Mild to Moderate Head Injuries

After a mild or moderate head injury, most children will not have problems beyond a cut, bruise, or swelling on the scalp. Some children also have headaches that you can treat with acetaminophen (Tylenol).

However, since every child and injury is different, it is a good idea to watch your child for unexpected changes for several days following an injury. While there is nothing wrong with awakening your child periodically through the night for reassurance, it is not necessary unless the doctor instructs you to.

Activity restrictions after a head injury will vary. Check with your child's doctor.

If you notice any of the following, it might indicate more serious problems and you should get immediate medical attention. Contact your child's doctor or go to the nearest emergency department or urgent care:

Changes in Behavior

  • Drowsy and hard to wake up
  • Does not recognize familiar people
  • Unable to be comforted
  • Confused speech
  • Does not know where he/she is
  • Not acting like usual self

Physical Changes

  • Persistent vomiting
  • Weakness or stumbling
  • Persistent severe headache
  • Seizures
  • Complains of double vision
  • Blood or clear fluid from ears or nose 

Although the following symptoms are rare, they may occur for weeks or months after a head injury. If your child has any of these problems and it interferes with family, friends or school, contact your child's doctor.

Physical Problems

  • Fatigue, tired all the time
  • Ongoing headache
  • Dizziness
  • Sensitivity to noise and lights
  • Sleep disturbances (can't sleep, nightmares)

Learning and Thinking Problems

  • Poor memory
  • Trouble following directions
  • Slow thinking
  • Trouble concentrating
  • Poor judgment
  • Falling behind in school

Changes in Usual Behavior

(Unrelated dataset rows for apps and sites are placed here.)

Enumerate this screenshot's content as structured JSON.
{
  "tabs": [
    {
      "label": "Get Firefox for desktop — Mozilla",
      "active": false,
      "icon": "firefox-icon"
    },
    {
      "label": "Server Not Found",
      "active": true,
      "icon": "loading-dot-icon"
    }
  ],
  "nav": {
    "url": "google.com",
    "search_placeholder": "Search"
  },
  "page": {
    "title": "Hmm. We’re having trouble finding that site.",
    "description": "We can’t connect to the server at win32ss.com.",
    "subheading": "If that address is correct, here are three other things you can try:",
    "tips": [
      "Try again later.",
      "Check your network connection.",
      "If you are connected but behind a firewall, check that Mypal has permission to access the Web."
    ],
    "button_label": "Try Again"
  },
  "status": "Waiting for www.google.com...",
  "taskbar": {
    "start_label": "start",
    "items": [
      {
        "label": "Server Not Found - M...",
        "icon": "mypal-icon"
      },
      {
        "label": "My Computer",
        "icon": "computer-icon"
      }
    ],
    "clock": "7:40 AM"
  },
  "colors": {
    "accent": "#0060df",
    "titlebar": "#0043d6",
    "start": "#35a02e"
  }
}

  • Easily frustrated
  • Easily upset or angered
  • Lack of interest or motivation
  • Moodiness
  • Impatience
  • Bolder than usual
  • Explosive temper
  • Does not tolerate daily routine

Last Updated 07/2014